As gadget-minded gun guys, we’ve followed the development of TrackingPoint’s precision-guided firearms with great interest. We received an email from TP today with some of their latest, including a video with a little bit about their testing procedures, and a slight tease about their development process. They don’t appear to use published or ammo-manufacturer ballistic data, but develop their own experimentally by measuring actual achieved trajectories with pulse-doppler radar. Good stuff, but one implication is that their computer will be optimized for a particular load or a finite set of loads in each gun.

One expects that a well-trained and experienced long-distance shot, using a weapon and load data he’s personally worked up, would outperform the Tracking Point  system in most circumstances. Where TrackingPoint offers real advantages, it’s in the case where the shooter does not have that level of experience and familiarity with the weapon and load; in climactic extremes; and in non-level shots, where the computer can compensate for an angled trajectory in ways that a human cannot, at least not in real time.

And, let’s face it, it’s really cool.

In addition, Tracking Point tells us:

  • They’re going on the road in February and March. Purpose of this road show? To get prospective customers behind the gun, ideally in hunting situations, to show them in real applications what’s much harder to tell them convincingly at a trade show or in an indoor presentation. 
  • They are not sold out yet for 2013, but they would like to be. Here’s what they say:

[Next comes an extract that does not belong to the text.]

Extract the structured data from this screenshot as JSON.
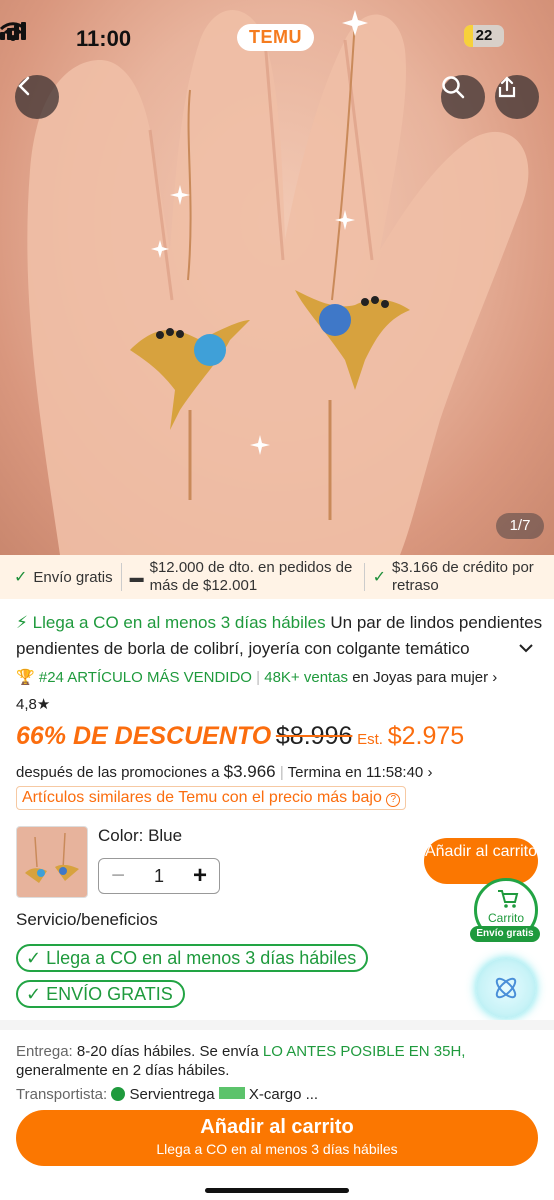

We are still on track to ship our first PGFs this Spring. Our final refinement and testing of ballistic lead for engaging moving targets, our testing of the auto-zeroing capability over time, and an extensive field stress test are all necessary to ensure field proven reliability of the first Precision Guided Firearms prior to shipment.

If you are still deciding on which PGF is right for you, understand that if you purchase right now, we will be shipping your PGF in the Summer. We will have a limited supply in the hundreds of units for 2013 and operate on a first come, first served basis.

  • Finally, they’re looking for people as they’re planning to grow. TrackingPoint is based in Austin, Texas (so it’s a good fit both for Texans and for out-of-staters).

In our view this is a historic, even radical development that right now gives the shooter an advantage, and one day will be an NRA Museum level heirloom, as significant as an early AR10 or a 1905 Colt .45 ACP. We believe this because we think that one day, “smart” scopes will be extremely common, even standard.

Scopes themselves have been a slow, hard sell over the last 50 years, but now the superiority of optical to iron sights is universally accepted. We think a computing scope will be a revolution on a similar scale, although as technical revolutions tend to do, it will likely take place faster than its predecessor. We might be wrong — as Yogi Berra said, “prediction is hard, especially about the future” — but we’re pretty confident about this. It provides a capability that was lacking before.